Directions
All entries must come back exactly as given, with no pictures in the copy.

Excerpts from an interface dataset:
----

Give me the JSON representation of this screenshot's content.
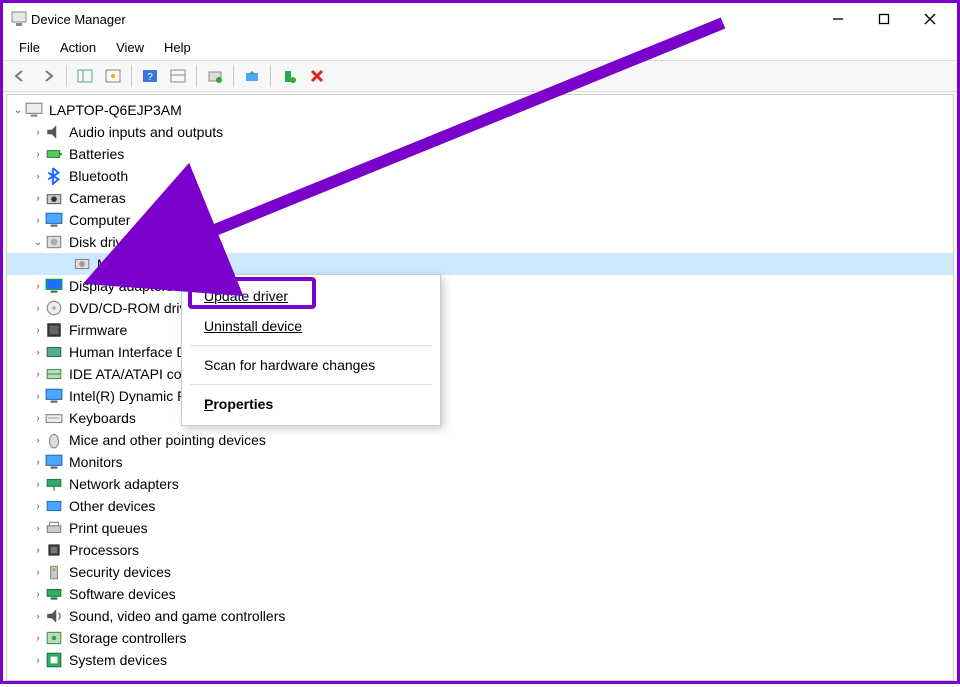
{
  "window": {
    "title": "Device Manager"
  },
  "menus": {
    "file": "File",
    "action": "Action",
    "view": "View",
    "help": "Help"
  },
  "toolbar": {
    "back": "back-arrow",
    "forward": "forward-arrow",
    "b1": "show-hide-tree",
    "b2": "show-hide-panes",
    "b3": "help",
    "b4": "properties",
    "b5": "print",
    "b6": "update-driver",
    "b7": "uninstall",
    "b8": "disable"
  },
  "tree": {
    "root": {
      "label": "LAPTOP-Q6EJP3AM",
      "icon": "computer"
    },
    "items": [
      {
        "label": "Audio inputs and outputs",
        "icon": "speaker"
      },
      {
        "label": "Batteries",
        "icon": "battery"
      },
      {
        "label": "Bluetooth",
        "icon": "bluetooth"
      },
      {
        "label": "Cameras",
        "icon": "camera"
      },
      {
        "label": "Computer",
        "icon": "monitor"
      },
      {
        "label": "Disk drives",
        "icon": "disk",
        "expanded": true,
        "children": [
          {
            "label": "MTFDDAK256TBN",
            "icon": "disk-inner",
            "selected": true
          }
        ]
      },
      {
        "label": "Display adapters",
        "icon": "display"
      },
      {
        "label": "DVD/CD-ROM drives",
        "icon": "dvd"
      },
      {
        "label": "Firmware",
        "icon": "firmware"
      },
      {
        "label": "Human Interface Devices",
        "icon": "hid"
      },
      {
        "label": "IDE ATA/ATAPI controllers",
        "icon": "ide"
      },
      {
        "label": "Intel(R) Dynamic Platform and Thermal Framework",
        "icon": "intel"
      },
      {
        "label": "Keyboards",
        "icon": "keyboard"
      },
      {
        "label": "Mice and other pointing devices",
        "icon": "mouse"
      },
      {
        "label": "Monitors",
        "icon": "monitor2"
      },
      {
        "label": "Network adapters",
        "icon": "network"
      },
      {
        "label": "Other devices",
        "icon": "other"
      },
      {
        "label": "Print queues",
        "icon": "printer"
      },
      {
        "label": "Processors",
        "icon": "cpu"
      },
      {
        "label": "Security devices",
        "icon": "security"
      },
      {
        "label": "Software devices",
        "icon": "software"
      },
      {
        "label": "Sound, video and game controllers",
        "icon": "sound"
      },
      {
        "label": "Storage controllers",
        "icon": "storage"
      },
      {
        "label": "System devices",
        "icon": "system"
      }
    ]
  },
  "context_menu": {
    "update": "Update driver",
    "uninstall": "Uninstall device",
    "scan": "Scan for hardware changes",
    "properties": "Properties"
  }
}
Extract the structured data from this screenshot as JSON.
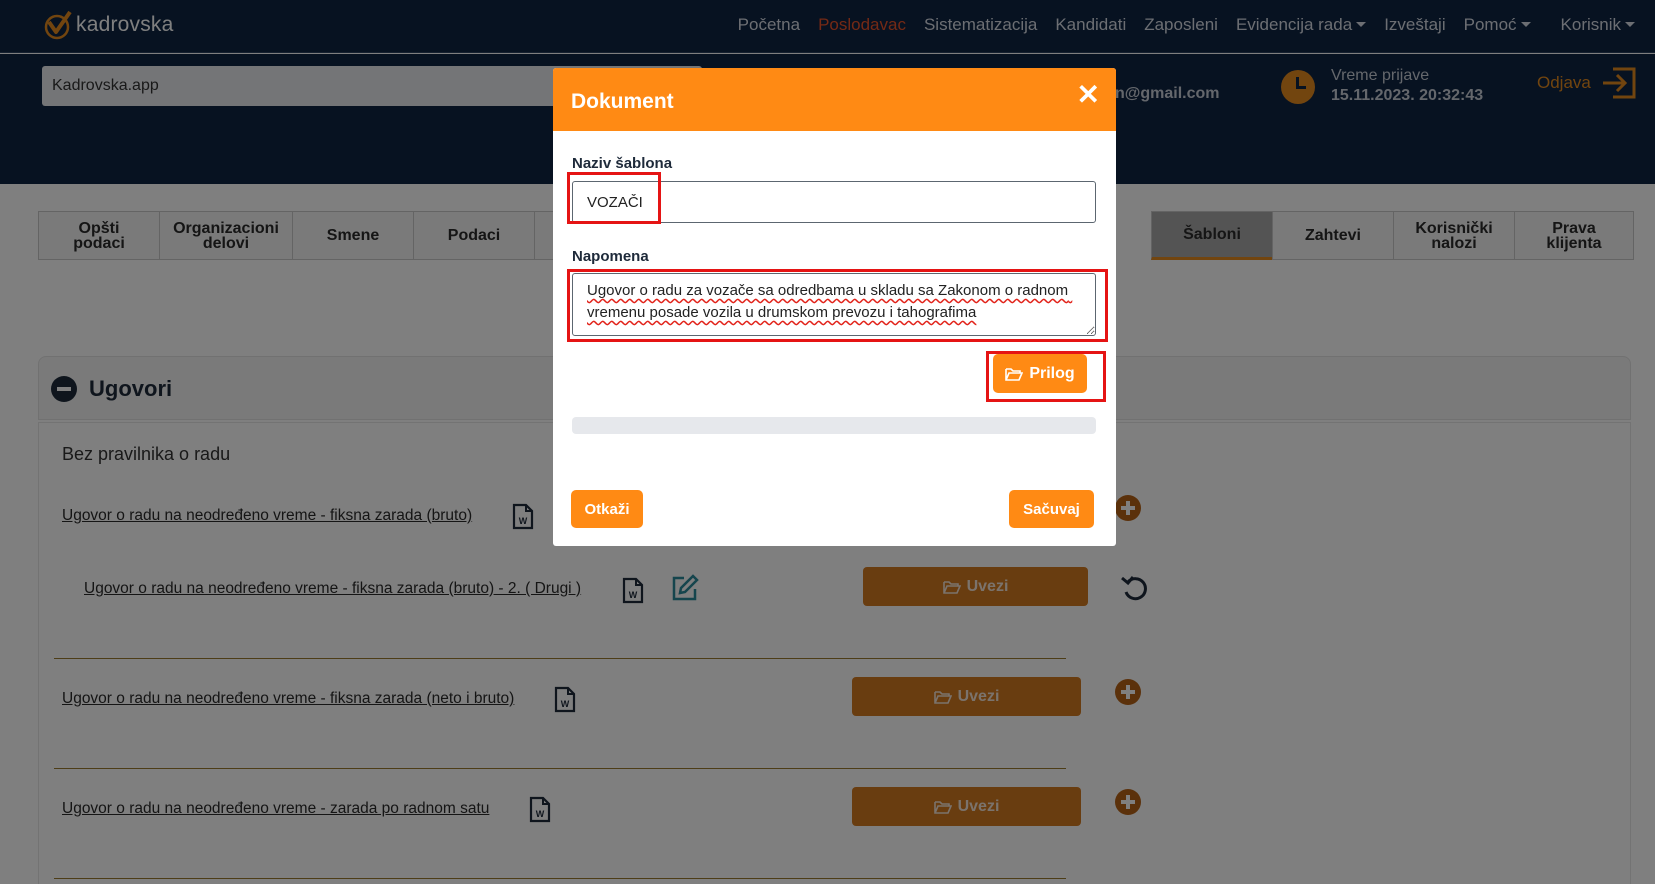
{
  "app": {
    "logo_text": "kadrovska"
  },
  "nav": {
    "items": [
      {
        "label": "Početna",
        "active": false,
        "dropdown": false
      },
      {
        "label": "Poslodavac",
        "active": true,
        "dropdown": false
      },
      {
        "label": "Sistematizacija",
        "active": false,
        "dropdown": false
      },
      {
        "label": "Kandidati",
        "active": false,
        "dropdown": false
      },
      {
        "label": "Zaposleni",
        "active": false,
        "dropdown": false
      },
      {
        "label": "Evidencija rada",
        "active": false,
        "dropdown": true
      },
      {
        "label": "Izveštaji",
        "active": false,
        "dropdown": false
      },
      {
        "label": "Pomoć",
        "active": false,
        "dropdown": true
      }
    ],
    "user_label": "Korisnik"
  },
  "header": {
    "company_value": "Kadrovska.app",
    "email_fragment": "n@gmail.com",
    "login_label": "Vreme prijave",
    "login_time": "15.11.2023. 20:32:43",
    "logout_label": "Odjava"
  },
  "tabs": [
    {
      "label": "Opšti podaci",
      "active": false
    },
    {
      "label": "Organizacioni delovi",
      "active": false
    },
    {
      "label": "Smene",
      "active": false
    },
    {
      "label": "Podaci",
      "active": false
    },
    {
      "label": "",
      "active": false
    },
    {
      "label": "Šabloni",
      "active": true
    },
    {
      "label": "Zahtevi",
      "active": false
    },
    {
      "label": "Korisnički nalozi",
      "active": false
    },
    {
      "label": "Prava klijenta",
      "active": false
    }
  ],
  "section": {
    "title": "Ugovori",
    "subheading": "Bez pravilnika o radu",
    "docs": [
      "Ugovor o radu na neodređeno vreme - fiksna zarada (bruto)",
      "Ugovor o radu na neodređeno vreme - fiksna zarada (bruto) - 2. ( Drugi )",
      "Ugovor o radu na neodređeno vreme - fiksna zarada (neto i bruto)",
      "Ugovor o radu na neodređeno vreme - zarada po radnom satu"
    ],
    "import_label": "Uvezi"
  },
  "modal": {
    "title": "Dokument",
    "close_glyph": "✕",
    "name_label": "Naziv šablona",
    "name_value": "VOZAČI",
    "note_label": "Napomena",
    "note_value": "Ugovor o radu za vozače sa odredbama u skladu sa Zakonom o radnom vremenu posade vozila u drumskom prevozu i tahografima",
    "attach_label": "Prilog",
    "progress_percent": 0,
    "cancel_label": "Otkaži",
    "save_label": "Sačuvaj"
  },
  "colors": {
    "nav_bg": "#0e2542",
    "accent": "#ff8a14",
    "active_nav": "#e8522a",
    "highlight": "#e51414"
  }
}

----

Result of this exercise
Give me the JSON representation of this screenshot's content.
{
  "window": {
    "title": "Device Manager"
  },
  "menus": {
    "file": "File",
    "action": "Action",
    "view": "View",
    "help": "Help"
  },
  "toolbar": {
    "back": "back-arrow",
    "forward": "forward-arrow",
    "b1": "show-hide-tree",
    "b2": "show-hide-panes",
    "b3": "help",
    "b4": "properties",
    "b5": "print",
    "b6": "update-driver",
    "b7": "uninstall",
    "b8": "disable"
  },
  "tree": {
    "root": {
      "label": "LAPTOP-Q6EJP3AM",
      "icon": "computer"
    },
    "items": [
      {
        "label": "Audio inputs and outputs",
        "icon": "speaker"
      },
      {
        "label": "Batteries",
        "icon": "battery"
      },
      {
        "label": "Bluetooth",
        "icon": "bluetooth"
      },
      {
        "label": "Cameras",
        "icon": "camera"
      },
      {
        "label": "Computer",
        "icon": "monitor"
      },
      {
        "label": "Disk drives",
        "icon": "disk",
        "expanded": true,
        "children": [
          {
            "label": "MTFDDAK256TBN",
            "icon": "disk-inner",
            "selected": true
          }
        ]
      },
      {
        "label": "Display adapters",
        "icon": "display"
      },
      {
        "label": "DVD/CD-ROM drives",
        "icon": "dvd"
      },
      {
        "label": "Firmware",
        "icon": "firmware"
      },
      {
        "label": "Human Interface Devices",
        "icon": "hid"
      },
      {
        "label": "IDE ATA/ATAPI controllers",
        "icon": "ide"
      },
      {
        "label": "Intel(R) Dynamic Platform and Thermal Framework",
        "icon": "intel"
      },
      {
        "label": "Keyboards",
        "icon": "keyboard"
      },
      {
        "label": "Mice and other pointing devices",
        "icon": "mouse"
      },
      {
        "label": "Monitors",
        "icon": "monitor2"
      },
      {
        "label": "Network adapters",
        "icon": "network"
      },
      {
        "label": "Other devices",
        "icon": "other"
      },
      {
        "label": "Print queues",
        "icon": "printer"
      },
      {
        "label": "Processors",
        "icon": "cpu"
      },
      {
        "label": "Security devices",
        "icon": "security"
      },
      {
        "label": "Software devices",
        "icon": "software"
      },
      {
        "label": "Sound, video and game controllers",
        "icon": "sound"
      },
      {
        "label": "Storage controllers",
        "icon": "storage"
      },
      {
        "label": "System devices",
        "icon": "system"
      }
    ]
  },
  "context_menu": {
    "update": "Update driver",
    "uninstall": "Uninstall device",
    "scan": "Scan for hardware changes",
    "properties": "Properties"
  }
}
Extract the structured data from this screenshot as JSON.
{
  "app": {
    "logo_text": "kadrovska"
  },
  "nav": {
    "items": [
      {
        "label": "Početna",
        "active": false,
        "dropdown": false
      },
      {
        "label": "Poslodavac",
        "active": true,
        "dropdown": false
      },
      {
        "label": "Sistematizacija",
        "active": false,
        "dropdown": false
      },
      {
        "label": "Kandidati",
        "active": false,
        "dropdown": false
      },
      {
        "label": "Zaposleni",
        "active": false,
        "dropdown": false
      },
      {
        "label": "Evidencija rada",
        "active": false,
        "dropdown": true
      },
      {
        "label": "Izveštaji",
        "active": false,
        "dropdown": false
      },
      {
        "label": "Pomoć",
        "active": false,
        "dropdown": true
      }
    ],
    "user_label": "Korisnik"
  },
  "header": {
    "company_value": "Kadrovska.app",
    "email_fragment": "n@gmail.com",
    "login_label": "Vreme prijave",
    "login_time": "15.11.2023. 20:32:43",
    "logout_label": "Odjava"
  },
  "tabs": [
    {
      "label": "Opšti podaci",
      "active": false
    },
    {
      "label": "Organizacioni delovi",
      "active": false
    },
    {
      "label": "Smene",
      "active": false
    },
    {
      "label": "Podaci",
      "active": false
    },
    {
      "label": "",
      "active": false
    },
    {
      "label": "Šabloni",
      "active": true
    },
    {
      "label": "Zahtevi",
      "active": false
    },
    {
      "label": "Korisnički nalozi",
      "active": false
    },
    {
      "label": "Prava klijenta",
      "active": false
    }
  ],
  "section": {
    "title": "Ugovori",
    "subheading": "Bez pravilnika o radu",
    "docs": [
      "Ugovor o radu na neodređeno vreme - fiksna zarada (bruto)",
      "Ugovor o radu na neodređeno vreme - fiksna zarada (bruto) - 2. ( Drugi )",
      "Ugovor o radu na neodređeno vreme - fiksna zarada (neto i bruto)",
      "Ugovor o radu na neodređeno vreme - zarada po radnom satu"
    ],
    "import_label": "Uvezi"
  },
  "modal": {
    "title": "Dokument",
    "close_glyph": "✕",
    "name_label": "Naziv šablona",
    "name_value": "VOZAČI",
    "note_label": "Napomena",
    "note_value": "Ugovor o radu za vozače sa odredbama u skladu sa Zakonom o radnom vremenu posade vozila u drumskom prevozu i tahografima",
    "attach_label": "Prilog",
    "progress_percent": 0,
    "cancel_label": "Otkaži",
    "save_label": "Sačuvaj"
  },
  "colors": {
    "nav_bg": "#0e2542",
    "accent": "#ff8a14",
    "active_nav": "#e8522a",
    "highlight": "#e51414"
  }
}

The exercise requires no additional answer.